FLN football team
The FLN football team (in Arabic: فريق جبهة التحرير الوطني لكرة القدم, in French: Équipe du FLN de football), also known as Le onze de l'indépendance (English: The eleven of the Independence) was a team made up mainly of professional players in France, who then joined the Algerian independence movement of the National Liberation Front (FLN), and assisted in organizing football matches against national football teams. The FLN linked African football to anti-colonial resistance using the idea of Pan-Africanism as a legitimizing tool and symbol of national identity.
| Tunisia 1–5 FLN |
(Tunis, Tunisia; May 3, 1958)
Yugoslavia 1–5 FLN
(Belgrade, Yugoslavia; March 29, 1961)
| Tunisia 0-8 FLN |
(Tunis, Tunisia; April 15, 1958)
Morocco 0-8 FLN
(Casablanca, Morocco; October 8, 1959)
|Tianjin XI 5-1 FLN |
(Tianjin, China; October 25, 1959)
The team was founded on 13 April 1958 during the war of independence against France. The role of this team was primarily psychological, in order to show the French metropolitans that even professional footballers were involved in the cause, even to the extent of renouncing their status. Evidently so, in 1958 ten of Algeria’s professional football (soccer) players based in France fled the country, traveling through Switzerland and Italy, to Tunis home of the Provisional Government of the republic of Algeria (GPRA). There was one setback at the Franco-Swiss border with the arrest of Mohamed Maouche of Stade Reims. The departure of the ten players made news all around the world through mainstream media, though their successes were not acknowledged particularly in the United States.

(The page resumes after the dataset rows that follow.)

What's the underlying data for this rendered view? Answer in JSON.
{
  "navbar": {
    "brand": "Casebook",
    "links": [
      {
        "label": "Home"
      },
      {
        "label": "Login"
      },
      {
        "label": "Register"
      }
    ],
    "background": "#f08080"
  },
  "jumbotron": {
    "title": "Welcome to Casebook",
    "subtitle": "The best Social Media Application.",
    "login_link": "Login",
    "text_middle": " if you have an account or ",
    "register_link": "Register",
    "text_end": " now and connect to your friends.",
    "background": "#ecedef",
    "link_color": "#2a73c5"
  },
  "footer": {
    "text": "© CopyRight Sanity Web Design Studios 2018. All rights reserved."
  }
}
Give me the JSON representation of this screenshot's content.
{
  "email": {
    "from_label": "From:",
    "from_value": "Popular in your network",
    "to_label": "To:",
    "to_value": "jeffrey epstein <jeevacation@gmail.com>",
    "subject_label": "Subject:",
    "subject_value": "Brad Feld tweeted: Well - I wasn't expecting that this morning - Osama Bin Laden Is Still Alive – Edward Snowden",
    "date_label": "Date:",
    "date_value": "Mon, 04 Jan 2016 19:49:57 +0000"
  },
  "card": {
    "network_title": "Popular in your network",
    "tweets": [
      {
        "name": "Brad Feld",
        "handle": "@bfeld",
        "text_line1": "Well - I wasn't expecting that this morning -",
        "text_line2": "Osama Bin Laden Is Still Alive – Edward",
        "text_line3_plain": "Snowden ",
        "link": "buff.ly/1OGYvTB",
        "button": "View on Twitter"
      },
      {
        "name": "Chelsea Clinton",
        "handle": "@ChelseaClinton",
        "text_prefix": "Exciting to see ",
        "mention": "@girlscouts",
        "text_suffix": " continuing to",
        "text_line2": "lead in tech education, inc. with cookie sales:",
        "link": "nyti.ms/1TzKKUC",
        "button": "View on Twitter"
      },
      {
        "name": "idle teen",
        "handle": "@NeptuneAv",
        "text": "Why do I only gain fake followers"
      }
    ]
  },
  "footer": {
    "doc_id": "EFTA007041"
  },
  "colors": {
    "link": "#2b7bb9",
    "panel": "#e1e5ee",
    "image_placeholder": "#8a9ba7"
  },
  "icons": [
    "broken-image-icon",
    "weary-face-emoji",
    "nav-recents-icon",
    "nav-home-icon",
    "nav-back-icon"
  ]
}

The French authorities easily obtained the non-recognition of the team by FIFA. Despite the prohibition on play, the FLN team engaged in a world tour of about eighty meetings, including Europe, Middle East, Asia and Africa. Of these meetings, the FLN won 55 matches. As Algeria remained one of France’s oldest colonies in Africa since the 1830s, these football (soccer) games were widely used by pro-independence propaganda. The objective of the FLN football team was to deny France the service of key players, heightening international awareness of the Algerian fight for independence and to demonstrate that the FLN had the support of both Algerians at home and those abroad.
The team existed from 1958 to June 6, 1962 when the "national" team was officially disbanded1962, bequeathing its place in 1963 to its legitimate successor, the Algeria national football team. The overall idea of a national team in exile had its origins in the politicization of football (soccer), with the intention to create an arena for the anti-colonial resistance and road to liberation during the war of independence against France. Shortly after, Algeria gained its independence on July 5th, 1962.
FLN Team's Unique Playing Style:
The FLN was a unique soccer team because of their playing style, which was fluid and based on finesse. This approach to the game of football was very different from the norm. The most common form of playing football is based on a very complicated and scientific approach, while the FLN rather focused on fluidity. The FLN football team as stated by Rachid Mekhloufi who was a French football team manager, noted that the FLN used a 4-2-4 system of offense. This system gave players a great amount of flexibility in movement while playing a football game, which proved to be very effective. This offensive style of play used by the FLN team was also seen as entertainment and honorable by spectators. The usual football playing mechanics focus on defensive playing in order to lower the risk of the opposing team scoring a goal. This playing style was the normal way to play football in the 1970s, but not for the FLN team. The FLN team's unique playing style could be noted to lead to the FLN team's popularity and importance in the African struggle for freedom and equality.
- Mohamed Boumezrag Trained the team from 1957 to 1962, also played for the team between 1957 and 1959.
- Pronunciation in Arabic is fariq jabhate al-taḥrir al-watani (help·info)
- Alegi, Peter (2010). African Soccerscapes: How a Continent Changed the World's Game. Ohio University Press. ISBN 978-0-89680-278-0.
- Peter, Alegi "How a Continent Changed the World's Game", 2010, Ohio University Press, Chapter 3 (Page 48)